White Oak completed nine holes of the planned 18-hole golf course around October 2008, but since that time has not completed further work, and the planned golf facilities of Club at White Oak have never been completed, the lawsuit said.

“In the time since their purchase of the property, the Neaults have repeatedly expressed their concerns to White Oak about the lack of progress on the golf facilities,” the lawsuit states.

The Neaults sent a letter on June 10, 2011 that formally exercised their rights under the addendum to the contract and demanded that White Oak repurchase the property, and White Oak has failed and refused to repurchase the property, states the lawsuit.

White Oak also faces legal action by Polk County, which has filed a lawsuit against the development for not completing payments for a water line the county constructed at an initial cost of $359,505. To date, according to county officials, White Oak still owes the county $115,752.50 after the last payment of $5,000 was made on March 25, 2011.

White Oak attorney Phillip Feagan answered Polk County’s lawsuit on Nov. 8, saying the development admits it owes money to the county but asks that the lawsuit be amended to include payments made to the county since the initial lawsuit was filed in 2010. At the time the lawsuit was filed, White Oak still owed Polk County $135,752.50 and has since made payments.

Feagan said White Oak has never indicated it doesn’t have the obligation to pay the county for the water line. He said currently White Oak is in negotiations to try to bring in a development partner to develop a new plan that would allow a re-launching of White Oak. Feagan added that negotiations with a development partner would include taking care of the water line obligation as well as paying the county taxes owed.

“(White Oak developers are) hoping they are going to be able to make something happen,” Feagan said.

Polk County Manager Ryan Whitson said the county is still waiting for a court date for the lawsuit to be heard. He said in the meantime, the county will not turn water on for the property until the payment for the water line is made in full.

Currently five homes have been constructed at White Oak, with only one obtaining a final certificate of occupancy.
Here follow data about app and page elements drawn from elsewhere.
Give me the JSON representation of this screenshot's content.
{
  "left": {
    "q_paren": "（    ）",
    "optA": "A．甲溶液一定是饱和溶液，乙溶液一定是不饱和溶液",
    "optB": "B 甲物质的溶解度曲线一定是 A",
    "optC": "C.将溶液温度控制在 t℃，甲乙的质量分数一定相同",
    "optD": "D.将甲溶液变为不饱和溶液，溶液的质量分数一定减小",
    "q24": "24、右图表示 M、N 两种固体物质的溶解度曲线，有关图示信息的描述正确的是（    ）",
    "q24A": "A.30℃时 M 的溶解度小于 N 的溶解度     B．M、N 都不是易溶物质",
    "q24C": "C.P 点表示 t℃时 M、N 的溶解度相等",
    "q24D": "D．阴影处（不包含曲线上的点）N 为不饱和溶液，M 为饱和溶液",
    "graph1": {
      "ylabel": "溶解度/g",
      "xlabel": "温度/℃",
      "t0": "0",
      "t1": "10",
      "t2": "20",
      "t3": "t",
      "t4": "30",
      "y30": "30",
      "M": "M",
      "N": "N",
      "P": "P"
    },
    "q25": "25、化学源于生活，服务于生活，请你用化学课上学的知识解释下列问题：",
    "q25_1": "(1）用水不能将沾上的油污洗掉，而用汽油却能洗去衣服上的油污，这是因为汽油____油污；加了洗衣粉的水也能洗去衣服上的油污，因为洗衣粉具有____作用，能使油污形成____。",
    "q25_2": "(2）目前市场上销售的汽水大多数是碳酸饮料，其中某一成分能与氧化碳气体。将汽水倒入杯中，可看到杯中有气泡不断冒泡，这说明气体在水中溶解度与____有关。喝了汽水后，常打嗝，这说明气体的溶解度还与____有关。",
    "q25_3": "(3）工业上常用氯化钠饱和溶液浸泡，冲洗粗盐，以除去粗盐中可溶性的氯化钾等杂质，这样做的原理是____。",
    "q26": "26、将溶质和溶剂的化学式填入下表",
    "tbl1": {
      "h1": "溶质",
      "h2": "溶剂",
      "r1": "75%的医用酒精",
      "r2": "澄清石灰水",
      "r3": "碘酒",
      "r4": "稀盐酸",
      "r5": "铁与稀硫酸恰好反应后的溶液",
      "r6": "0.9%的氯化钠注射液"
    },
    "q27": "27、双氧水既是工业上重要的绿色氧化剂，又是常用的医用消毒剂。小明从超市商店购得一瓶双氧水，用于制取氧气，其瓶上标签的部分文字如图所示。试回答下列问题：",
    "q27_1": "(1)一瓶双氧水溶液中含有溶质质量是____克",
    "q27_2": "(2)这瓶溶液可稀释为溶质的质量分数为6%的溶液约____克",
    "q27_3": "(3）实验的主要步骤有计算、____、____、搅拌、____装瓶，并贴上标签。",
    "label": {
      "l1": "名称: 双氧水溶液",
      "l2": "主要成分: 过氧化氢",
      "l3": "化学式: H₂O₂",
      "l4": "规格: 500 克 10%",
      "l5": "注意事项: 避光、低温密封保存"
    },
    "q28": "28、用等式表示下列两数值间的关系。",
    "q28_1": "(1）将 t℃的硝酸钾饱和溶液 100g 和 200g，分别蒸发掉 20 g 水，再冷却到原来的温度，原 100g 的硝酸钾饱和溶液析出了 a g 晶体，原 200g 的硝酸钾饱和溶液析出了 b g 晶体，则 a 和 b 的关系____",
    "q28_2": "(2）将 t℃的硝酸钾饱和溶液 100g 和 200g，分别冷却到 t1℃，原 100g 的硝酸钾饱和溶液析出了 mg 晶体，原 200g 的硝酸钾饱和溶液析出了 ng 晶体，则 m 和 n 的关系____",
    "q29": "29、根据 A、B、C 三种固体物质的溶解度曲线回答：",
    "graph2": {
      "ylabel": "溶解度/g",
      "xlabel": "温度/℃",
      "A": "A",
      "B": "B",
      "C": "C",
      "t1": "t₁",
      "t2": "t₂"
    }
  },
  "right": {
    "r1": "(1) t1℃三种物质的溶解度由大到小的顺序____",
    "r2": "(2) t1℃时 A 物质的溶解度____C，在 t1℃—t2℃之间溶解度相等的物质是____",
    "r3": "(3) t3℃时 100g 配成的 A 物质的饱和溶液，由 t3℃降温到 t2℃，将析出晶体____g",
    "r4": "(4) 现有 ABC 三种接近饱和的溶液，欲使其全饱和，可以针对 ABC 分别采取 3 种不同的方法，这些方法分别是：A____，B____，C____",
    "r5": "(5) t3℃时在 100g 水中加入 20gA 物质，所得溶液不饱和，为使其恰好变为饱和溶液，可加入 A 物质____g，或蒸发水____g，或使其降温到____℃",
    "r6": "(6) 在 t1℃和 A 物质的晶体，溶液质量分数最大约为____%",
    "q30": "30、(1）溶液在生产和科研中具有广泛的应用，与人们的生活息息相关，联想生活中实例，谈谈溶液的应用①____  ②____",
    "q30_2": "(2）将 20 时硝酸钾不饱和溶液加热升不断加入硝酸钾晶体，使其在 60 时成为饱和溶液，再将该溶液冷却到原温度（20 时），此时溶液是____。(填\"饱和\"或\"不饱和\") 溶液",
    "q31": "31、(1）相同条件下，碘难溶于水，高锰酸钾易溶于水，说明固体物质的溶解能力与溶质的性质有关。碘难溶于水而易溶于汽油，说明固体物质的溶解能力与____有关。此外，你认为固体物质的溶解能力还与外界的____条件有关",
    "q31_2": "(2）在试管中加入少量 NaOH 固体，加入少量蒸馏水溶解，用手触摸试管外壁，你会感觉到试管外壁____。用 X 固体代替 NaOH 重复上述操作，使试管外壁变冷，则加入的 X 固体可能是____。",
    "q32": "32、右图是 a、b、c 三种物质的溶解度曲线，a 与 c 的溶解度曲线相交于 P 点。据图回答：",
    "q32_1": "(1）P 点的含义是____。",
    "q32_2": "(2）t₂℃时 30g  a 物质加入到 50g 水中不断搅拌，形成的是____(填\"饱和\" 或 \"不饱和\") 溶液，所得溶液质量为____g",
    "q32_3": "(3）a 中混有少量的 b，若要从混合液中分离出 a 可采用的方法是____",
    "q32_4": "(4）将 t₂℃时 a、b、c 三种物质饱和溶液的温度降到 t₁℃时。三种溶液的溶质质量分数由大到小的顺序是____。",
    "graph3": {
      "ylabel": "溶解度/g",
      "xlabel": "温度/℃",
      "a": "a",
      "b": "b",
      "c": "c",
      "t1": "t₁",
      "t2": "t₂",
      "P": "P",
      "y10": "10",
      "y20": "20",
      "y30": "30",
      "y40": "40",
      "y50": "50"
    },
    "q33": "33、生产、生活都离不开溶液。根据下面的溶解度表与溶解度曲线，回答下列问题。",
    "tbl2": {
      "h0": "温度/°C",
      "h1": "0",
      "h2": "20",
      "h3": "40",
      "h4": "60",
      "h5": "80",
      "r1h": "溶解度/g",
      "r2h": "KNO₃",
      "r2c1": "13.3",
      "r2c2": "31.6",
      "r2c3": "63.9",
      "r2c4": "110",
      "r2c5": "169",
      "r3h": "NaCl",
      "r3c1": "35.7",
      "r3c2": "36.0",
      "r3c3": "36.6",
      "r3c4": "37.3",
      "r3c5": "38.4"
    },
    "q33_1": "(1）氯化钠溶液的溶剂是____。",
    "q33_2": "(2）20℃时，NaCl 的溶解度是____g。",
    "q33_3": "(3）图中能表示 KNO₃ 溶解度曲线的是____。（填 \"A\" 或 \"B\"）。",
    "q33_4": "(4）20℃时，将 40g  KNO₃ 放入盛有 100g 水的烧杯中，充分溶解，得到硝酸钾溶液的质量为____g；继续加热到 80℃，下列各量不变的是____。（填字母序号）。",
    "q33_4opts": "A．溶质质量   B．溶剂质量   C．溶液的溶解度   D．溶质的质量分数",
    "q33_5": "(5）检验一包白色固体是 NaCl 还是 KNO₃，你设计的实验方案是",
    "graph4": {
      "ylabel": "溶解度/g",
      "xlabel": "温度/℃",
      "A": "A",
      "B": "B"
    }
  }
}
All of the houses applied for septic improvement permits except one, which stated it was going to have a community system for both septic and well, according to the Polk County Building Inspections Office.

White Oak made agreements to receive water from Polk County and sewer service from the Town of Rutherfordton. According to Rutherfordton officials, White Oak paid approximately $2 million for sewer lines, which the city required prior to construction of the lines.

Polk County required White Oak to pay half of the total prior to construction of the water line. The remaining half was originally set to be paid by Aug. 31, 2009.

White Oak also owes Polk County $38,559 for its 2010 taxes.

White Oak is a proposed subdivision and golf course on approximately 1,000 acres in the Green Creek Township with initial plans for nature trails, a golf course/clubhouse, a vineyard, an equestrian center, a lake with fishing areas and tennis facilities, among other amenities.

White Oak is not the only subdivision with pending lawsuits currently. Chocolate Drop, located in Columbus, also faces several lawsuits filed by property owners who claim they were sold land that is not suitable for development.